Air pollution varies greatly in different parts of the world, but across the globe, particulate matter (PM2.5) pollution is responsible for an estimated 4.2 million deaths every single year. In order to assess the global protection from it, researchers from McGill University set out to investigate global air quality standards.
The researchers found that where there is protection, standards are often much worse than what the the World Health Organization considers being safe.
“Our findings show that more than half of the world urgently needs protection in the form of adequate PM2.5 ambient air quality standards. Putting these standards in place everywhere will save countless lives. And where standards are already in place, they should be harmonized globally,” – says Yevgen Nazarenko, a Research Associate at McGill University.

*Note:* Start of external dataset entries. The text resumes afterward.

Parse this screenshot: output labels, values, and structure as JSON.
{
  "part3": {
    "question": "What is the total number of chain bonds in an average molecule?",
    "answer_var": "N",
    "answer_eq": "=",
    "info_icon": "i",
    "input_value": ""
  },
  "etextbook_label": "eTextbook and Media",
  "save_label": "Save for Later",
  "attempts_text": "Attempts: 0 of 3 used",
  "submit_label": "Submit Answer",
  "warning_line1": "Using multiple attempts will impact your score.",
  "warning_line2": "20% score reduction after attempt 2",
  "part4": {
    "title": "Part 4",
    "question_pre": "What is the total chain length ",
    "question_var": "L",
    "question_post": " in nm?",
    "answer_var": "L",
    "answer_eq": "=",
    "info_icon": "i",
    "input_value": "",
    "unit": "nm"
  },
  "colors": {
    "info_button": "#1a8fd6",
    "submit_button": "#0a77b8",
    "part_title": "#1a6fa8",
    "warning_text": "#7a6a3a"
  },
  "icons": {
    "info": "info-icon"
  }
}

Full story about research please read at the Science Daily website.Read More